_WHAT TO PRODUCE_: Retype all of the data shown below, keeping every character the same.

------------------------------------

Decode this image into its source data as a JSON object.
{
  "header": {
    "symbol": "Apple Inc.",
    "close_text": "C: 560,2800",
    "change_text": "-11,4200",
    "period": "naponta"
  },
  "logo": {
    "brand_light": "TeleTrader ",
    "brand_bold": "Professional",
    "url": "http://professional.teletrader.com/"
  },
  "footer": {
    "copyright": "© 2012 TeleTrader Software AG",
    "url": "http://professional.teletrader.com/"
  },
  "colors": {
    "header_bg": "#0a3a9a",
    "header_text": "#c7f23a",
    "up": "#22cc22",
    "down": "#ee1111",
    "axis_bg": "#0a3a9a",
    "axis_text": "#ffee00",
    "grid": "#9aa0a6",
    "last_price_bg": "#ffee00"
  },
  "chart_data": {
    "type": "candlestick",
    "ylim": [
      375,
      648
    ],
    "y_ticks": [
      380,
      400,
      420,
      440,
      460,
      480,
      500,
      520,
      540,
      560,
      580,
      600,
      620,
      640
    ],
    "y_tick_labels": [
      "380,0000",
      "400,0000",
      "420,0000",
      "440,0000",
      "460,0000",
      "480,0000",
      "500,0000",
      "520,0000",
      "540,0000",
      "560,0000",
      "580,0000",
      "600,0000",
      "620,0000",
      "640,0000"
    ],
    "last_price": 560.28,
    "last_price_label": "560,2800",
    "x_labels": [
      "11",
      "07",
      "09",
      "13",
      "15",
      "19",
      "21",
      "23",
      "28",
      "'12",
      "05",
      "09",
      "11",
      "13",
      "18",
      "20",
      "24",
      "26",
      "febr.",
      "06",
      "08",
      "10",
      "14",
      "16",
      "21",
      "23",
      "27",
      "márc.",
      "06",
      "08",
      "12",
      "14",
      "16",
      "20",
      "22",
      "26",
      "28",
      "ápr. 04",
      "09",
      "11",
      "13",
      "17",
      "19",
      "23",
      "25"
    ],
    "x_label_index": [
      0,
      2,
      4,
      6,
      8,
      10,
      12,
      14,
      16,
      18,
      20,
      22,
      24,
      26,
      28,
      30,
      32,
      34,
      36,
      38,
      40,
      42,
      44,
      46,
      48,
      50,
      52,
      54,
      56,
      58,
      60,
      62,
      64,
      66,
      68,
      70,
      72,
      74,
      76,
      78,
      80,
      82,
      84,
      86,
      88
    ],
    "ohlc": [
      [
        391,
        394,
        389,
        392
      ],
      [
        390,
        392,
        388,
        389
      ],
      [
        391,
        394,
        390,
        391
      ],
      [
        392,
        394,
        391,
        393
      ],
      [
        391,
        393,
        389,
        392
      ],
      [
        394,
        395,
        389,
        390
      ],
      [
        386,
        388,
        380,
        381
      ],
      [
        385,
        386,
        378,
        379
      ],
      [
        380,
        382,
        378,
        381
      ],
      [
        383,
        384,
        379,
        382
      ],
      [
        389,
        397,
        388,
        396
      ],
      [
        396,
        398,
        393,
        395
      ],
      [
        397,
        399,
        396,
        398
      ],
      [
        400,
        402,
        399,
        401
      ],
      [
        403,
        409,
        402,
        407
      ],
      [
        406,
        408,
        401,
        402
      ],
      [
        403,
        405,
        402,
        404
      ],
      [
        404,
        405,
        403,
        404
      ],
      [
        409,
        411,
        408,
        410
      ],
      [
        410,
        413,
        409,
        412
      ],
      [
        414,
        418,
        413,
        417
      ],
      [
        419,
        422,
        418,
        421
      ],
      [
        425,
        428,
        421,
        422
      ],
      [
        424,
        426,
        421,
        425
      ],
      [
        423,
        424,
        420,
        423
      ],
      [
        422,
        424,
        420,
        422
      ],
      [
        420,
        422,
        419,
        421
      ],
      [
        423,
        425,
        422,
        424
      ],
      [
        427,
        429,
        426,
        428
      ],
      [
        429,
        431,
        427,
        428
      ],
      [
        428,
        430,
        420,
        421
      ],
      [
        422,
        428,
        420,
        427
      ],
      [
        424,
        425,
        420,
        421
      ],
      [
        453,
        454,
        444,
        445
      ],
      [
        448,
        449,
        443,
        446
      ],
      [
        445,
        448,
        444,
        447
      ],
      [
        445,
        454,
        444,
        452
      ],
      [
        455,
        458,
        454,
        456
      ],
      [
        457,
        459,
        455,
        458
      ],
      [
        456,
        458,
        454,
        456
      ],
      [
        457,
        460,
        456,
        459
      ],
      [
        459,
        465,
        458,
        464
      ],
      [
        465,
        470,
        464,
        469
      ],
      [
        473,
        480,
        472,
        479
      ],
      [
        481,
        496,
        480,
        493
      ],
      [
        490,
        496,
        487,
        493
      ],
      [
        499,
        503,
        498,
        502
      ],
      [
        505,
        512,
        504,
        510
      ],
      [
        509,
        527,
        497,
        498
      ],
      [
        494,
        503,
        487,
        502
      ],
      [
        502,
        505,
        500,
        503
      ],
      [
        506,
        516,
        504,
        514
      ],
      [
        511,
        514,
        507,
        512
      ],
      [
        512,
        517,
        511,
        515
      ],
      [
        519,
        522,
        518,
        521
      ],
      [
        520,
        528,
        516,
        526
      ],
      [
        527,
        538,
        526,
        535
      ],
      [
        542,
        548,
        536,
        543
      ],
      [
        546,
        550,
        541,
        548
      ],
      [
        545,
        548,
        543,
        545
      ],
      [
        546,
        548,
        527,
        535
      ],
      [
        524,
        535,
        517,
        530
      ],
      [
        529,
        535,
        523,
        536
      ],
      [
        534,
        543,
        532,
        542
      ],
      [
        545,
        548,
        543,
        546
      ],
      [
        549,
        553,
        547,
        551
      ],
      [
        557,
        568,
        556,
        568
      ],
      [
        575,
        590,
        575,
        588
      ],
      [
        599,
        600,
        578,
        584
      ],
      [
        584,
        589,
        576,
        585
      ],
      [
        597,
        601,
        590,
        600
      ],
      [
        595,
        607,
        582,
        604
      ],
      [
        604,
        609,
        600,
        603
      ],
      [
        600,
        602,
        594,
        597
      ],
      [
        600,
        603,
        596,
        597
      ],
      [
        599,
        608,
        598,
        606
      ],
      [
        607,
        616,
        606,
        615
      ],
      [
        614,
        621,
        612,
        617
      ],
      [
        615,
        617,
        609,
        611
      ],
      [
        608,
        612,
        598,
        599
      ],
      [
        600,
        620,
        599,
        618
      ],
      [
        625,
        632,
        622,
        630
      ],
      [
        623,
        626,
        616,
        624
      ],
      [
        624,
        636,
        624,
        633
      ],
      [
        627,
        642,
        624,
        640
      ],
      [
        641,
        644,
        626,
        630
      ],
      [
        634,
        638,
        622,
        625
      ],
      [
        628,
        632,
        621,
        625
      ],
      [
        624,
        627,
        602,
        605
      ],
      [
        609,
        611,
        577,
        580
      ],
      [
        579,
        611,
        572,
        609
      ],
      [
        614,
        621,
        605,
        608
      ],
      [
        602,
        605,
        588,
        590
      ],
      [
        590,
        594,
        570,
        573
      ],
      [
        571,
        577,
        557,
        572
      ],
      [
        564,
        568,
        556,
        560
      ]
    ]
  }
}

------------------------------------

_TASK ANSWER_:
Decode this image into its source data as a JSON object.
{
  "header": {
    "symbol": "Apple Inc.",
    "close_text": "C: 560,2800",
    "change_text": "-11,4200",
    "period": "naponta"
  },
  "logo": {
    "brand_light": "TeleTrader ",
    "brand_bold": "Professional",
    "url": "http://professional.teletrader.com/"
  },
  "footer": {
    "copyright": "© 2012 TeleTrader Software AG",
    "url": "http://professional.teletrader.com/"
  },
  "colors": {
    "header_bg": "#0a3a9a",
    "header_text": "#c7f23a",
    "up": "#22cc22",
    "down": "#ee1111",
    "axis_bg": "#0a3a9a",
    "axis_text": "#ffee00",
    "grid": "#9aa0a6",
    "last_price_bg": "#ffee00"
  },
  "chart_data": {
    "type": "candlestick",
    "ylim": [
      375,
      648
    ],
    "y_ticks": [
      380,
      400,
      420,
      440,
      460,
      480,
      500,
      520,
      540,
      560,
      580,
      600,
      620,
      640
    ],
    "y_tick_labels": [
      "380,0000",
      "400,0000",
      "420,0000",
      "440,0000",
      "460,0000",
      "480,0000",
      "500,0000",
      "520,0000",
      "540,0000",
      "560,0000",
      "580,0000",
      "600,0000",
      "620,0000",
      "640,0000"
    ],
    "last_price": 560.28,
    "last_price_label": "560,2800",
    "x_labels": [
      "11",
      "07",
      "09",
      "13",
      "15",
      "19",
      "21",
      "23",
      "28",
      "'12",
      "05",
      "09",
      "11",
      "13",
      "18",
      "20",
      "24",
      "26",
      "febr.",
      "06",
      "08",
      "10",
      "14",
      "16",
      "21",
      "23",
      "27",
      "márc.",
      "06",
      "08",
      "12",
      "14",
      "16",
      "20",
      "22",
      "26",
      "28",
      "ápr. 04",
      "09",
      "11",
      "13",
      "17",
      "19",
      "23",
      "25"
    ],
    "x_label_index": [
      0,
      2,
      4,
      6,
      8,
      10,
      12,
      14,
      16,
      18,
      20,
      22,
      24,
      26,
      28,
      30,
      32,
      34,
      36,
      38,
      40,
      42,
      44,
      46,
      48,
      50,
      52,
      54,
      56,
      58,
      60,
      62,
      64,
      66,
      68,
      70,
      72,
      74,
      76,
      78,
      80,
      82,
      84,
      86,
      88
    ],
    "ohlc": [
      [
        391,
        394,
        389,
        392
      ],
      [
        390,
        392,
        388,
        389
      ],
      [
        391,
        394,
        390,
        391
      ],
      [
        392,
        394,
        391,
        393
      ],
      [
        391,
        393,
        389,
        392
      ],
      [
        394,
        395,
        389,
        390
      ],
      [
        386,
        388,
        380,
        381
      ],
      [
        385,
        386,
        378,
        379
      ],
      [
        380,
        382,
        378,
        381
      ],
      [
        383,
        384,
        379,
        382
      ],
      [
        389,
        397,
        388,
        396
      ],
      [
        396,
        398,
        393,
        395
      ],
      [
        397,
        399,
        396,
        398
      ],
      [
        400,
        402,
        399,
        401
      ],
      [
        403,
        409,
        402,
        407
      ],
      [
        406,
        408,
        401,
        402
      ],
      [
        403,
        405,
        402,
        404
      ],
      [
        404,
        405,
        403,
        404
      ],
      [
        409,
        411,
        408,
        410
      ],
      [
        410,
        413,
        409,
        412
      ],
      [
        414,
        418,
        413,
        417
      ],
      [
        419,
        422,
        418,
        421
      ],
      [
        425,
        428,
        421,
        422
      ],
      [
        424,
        426,
        421,
        425
      ],
      [
        423,
        424,
        420,
        423
      ],
      [
        422,
        424,
        420,
        422
      ],
      [
        420,
        422,
        419,
        421
      ],
      [
        423,
        425,
        422,
        424
      ],
      [
        427,
        429,
        426,
        428
      ],
      [
        429,
        431,
        427,
        428
      ],
      [
        428,
        430,
        420,
        421
      ],
      [
        422,
        428,
        420,
        427
      ],
      [
        424,
        425,
        420,
        421
      ],
      [
        453,
        454,
        444,
        445
      ],
      [
        448,
        449,
        443,
        446
      ],
      [
        445,
        448,
        444,
        447
      ],
      [
        445,
        454,
        444,
        452
      ],
      [
        455,
        458,
        454,
        456
      ],
      [
        457,
        459,
        455,
        458
      ],
      [
        456,
        458,
        454,
        456
      ],
      [
        457,
        460,
        456,
        459
      ],
      [
        459,
        465,
        458,
        464
      ],
      [
        465,
        470,
        464,
        469
      ],
      [
        473,
        480,
        472,
        479
      ],
      [
        481,
        496,
        480,
        493
      ],
      [
        490,
        496,
        487,
        493
      ],
      [
        499,
        503,
        498,
        502
      ],
      [
        505,
        512,
        504,
        510
      ],
      [
        509,
        527,
        497,
        498
      ],
      [
        494,
        503,
        487,
        502
      ],
      [
        502,
        505,
        500,
        503
      ],
      [
        506,
        516,
        504,
        514
      ],
      [
        511,
        514,
        507,
        512
      ],
      [
        512,
        517,
        511,
        515
      ],
      [
        519,
        522,
        518,
        521
      ],
      [
        520,
        528,
        516,
        526
      ],
      [
        527,
        538,
        526,
        535
      ],
      [
        542,
        548,
        536,
        543
      ],
      [
        546,
        550,
        541,
        548
      ],
      [
        545,
        548,
        543,
        545
      ],
      [
        546,
        548,
        527,
        535
      ],
      [
        524,
        535,
        517,
        530
      ],
      [
        529,
        535,
        523,
        536
      ],
      [
        534,
        543,
        532,
        542
      ],
      [
        545,
        548,
        543,
        546
      ],
      [
        549,
        553,
        547,
        551
      ],
      [
        557,
        568,
        556,
        568
      ],
      [
        575,
        590,
        575,
        588
      ],
      [
        599,
        600,
        578,
        584
      ],
      [
        584,
        589,
        576,
        585
      ],
      [
        597,
        601,
        590,
        600
      ],
      [
        595,
        607,
        582,
        604
      ],
      [
        604,
        609,
        600,
        603
      ],
      [
        600,
        602,
        594,
        597
      ],
      [
        600,
        603,
        596,
        597
      ],
      [
        599,
        608,
        598,
        606
      ],
      [
        607,
        616,
        606,
        615
      ],
      [
        614,
        621,
        612,
        617
      ],
      [
        615,
        617,
        609,
        611
      ],
      [
        608,
        612,
        598,
        599
      ],
      [
        600,
        620,
        599,
        618
      ],
      [
        625,
        632,
        622,
        630
      ],
      [
        623,
        626,
        616,
        624
      ],
      [
        624,
        636,
        624,
        633
      ],
      [
        627,
        642,
        624,
        640
      ],
      [
        641,
        644,
        626,
        630
      ],
      [
        634,
        638,
        622,
        625
      ],
      [
        628,
        632,
        621,
        625
      ],
      [
        624,
        627,
        602,
        605
      ],
      [
        609,
        611,
        577,
        580
      ],
      [
        579,
        611,
        572,
        609
      ],
      [
        614,
        621,
        605,
        608
      ],
      [
        602,
        605,
        588,
        590
      ],
      [
        590,
        594,
        570,
        573
      ],
      [
        571,
        577,
        557,
        572
      ],
      [
        564,
        568,
        556,
        560
      ]
    ]
  }
}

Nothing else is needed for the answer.